While the idea of additional meetings outside of class might initially sound burdensome, for me this has been one of the most rewarding aspects of teaching in Humanities. My experience of teaching in general is that, apart from class meetings, it’s often solitary: reading, prepping, and writing all require seclusion. And while I likely wouldn’t have been drawn to academia if I didn’t find these conditions congenial, the sense of common purpose and mutual support that can come from collaborative teaching is often energizing. From a pedagogical point of view, regular team meetings and plenary sessions, in which one has a chance to see other faculty at work with students, are an opportunity to discuss and observe different pedagogical methods, strategies, and tricks of the trade – different ways of approaching texts, of leading class discussions, or commenting on student work. I’ve heard colleagues describe the program as a laboratory for teaching, which gestures toward this sharing of pedagogies and the ways it can inspire new ideas for one’s own teaching.
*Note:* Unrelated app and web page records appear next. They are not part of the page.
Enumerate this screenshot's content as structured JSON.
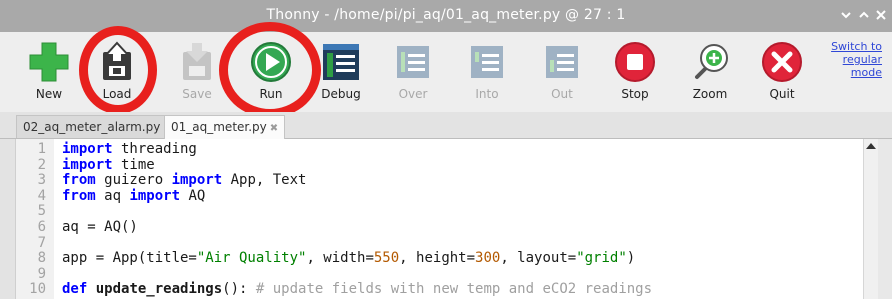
{
  "window": {
    "title": "Thonny  -  /home/pi/pi_aq/01_aq_meter.py  @  27 : 1"
  },
  "toolbar": {
    "buttons": [
      {
        "label": "New",
        "icon": "new-file-icon",
        "enabled": true
      },
      {
        "label": "Load",
        "icon": "load-file-icon",
        "enabled": true
      },
      {
        "label": "Save",
        "icon": "save-file-icon",
        "enabled": false
      },
      {
        "label": "Run",
        "icon": "run-icon",
        "enabled": true
      },
      {
        "label": "Debug",
        "icon": "debug-icon",
        "enabled": true
      },
      {
        "label": "Over",
        "icon": "step-over-icon",
        "enabled": false
      },
      {
        "label": "Into",
        "icon": "step-into-icon",
        "enabled": false
      },
      {
        "label": "Out",
        "icon": "step-out-icon",
        "enabled": false
      },
      {
        "label": "Stop",
        "icon": "stop-icon",
        "enabled": true
      },
      {
        "label": "Zoom",
        "icon": "zoom-icon",
        "enabled": true
      },
      {
        "label": "Quit",
        "icon": "quit-icon",
        "enabled": true
      }
    ],
    "switch_mode_line1": "Switch to",
    "switch_mode_line2": "regular",
    "switch_mode_line3": "mode",
    "highlighted": [
      "Load",
      "Run"
    ]
  },
  "tabs": [
    {
      "label": "02_aq_meter_alarm.py",
      "active": false
    },
    {
      "label": "01_aq_meter.py",
      "active": true
    }
  ],
  "editor": {
    "line_numbers": [
      "1",
      "2",
      "3",
      "4",
      "5",
      "6",
      "7",
      "8",
      "9",
      "10"
    ],
    "lines": [
      "import threading",
      "import time",
      "from guizero import App, Text",
      "from aq import AQ",
      "",
      "aq = AQ()",
      "",
      "app = App(title=\"Air Quality\", width=550, height=300, layout=\"grid\")",
      "",
      "def update_readings(): # update fields with new temp and eCO2 readings"
    ]
  },
  "colors": {
    "titlebar": "#a9a9a9",
    "highlight_circle": "#e8201d",
    "keyword": "#0000ff",
    "string": "#008000",
    "link": "#2f47d6"
  }
}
You might think of teaching in a Humanities course as akin to a semester-long version of the CFT’s Celebration of Teaching, with the difference that you too are teaching in the course you’re observing. And this difference makes a difference. Because the teams are interdisciplinary, you will often find yourself teaching texts outside of your discipline. This can be a source of anxiety, but leaving your intellectual comfort zone can also have salutary effects on your teaching. Giving up the pretense of authority and expertise concerning all of the texts the course covers can make students more willing to venture their own ideas and hypotheses, and transforms the classroom into a more collaborative space in which both you and the students have a shared responsibility to make sense of the texts you’re grappling with. Modeling curiosity can be the goal, rather than performing expertise. And colleagues with the relevant expertise are generous in sharing tips for approaching particular texts and topics.
I could say more about the program, but in the interest of not taking up too much of your time with this post I’ll bring things to a close. I hope the foregoing gives you some idea of the appeal of Humanities and how it works, but if you have questions about the program that I haven’t answered here I, or any of the other faculty involved in the program, would be happy to try to answer them. I’ll end with some of the analogies that I cycle through in thinking about what I value about the program. It sometimes has the feel of a reading group with other interested faculty. It often strikes me as a remedial education, giving me time to read texts and think about topics that I should have read or thought about long ago. More recently I’ve valued the ways it functions as a semester long pedagogical workshop. And in the busier and more stressful times of the semester, it can function as a teaching support group, in which we commiserate over the frustrations and anxieties of teaching and brainstorm ways of addressing them. If any of this sounds appealing to you, then consider joining!
Andrew Moser, Department of Philosophy
(For more information about the Humanities program, contact program director Derek Ettensohn.)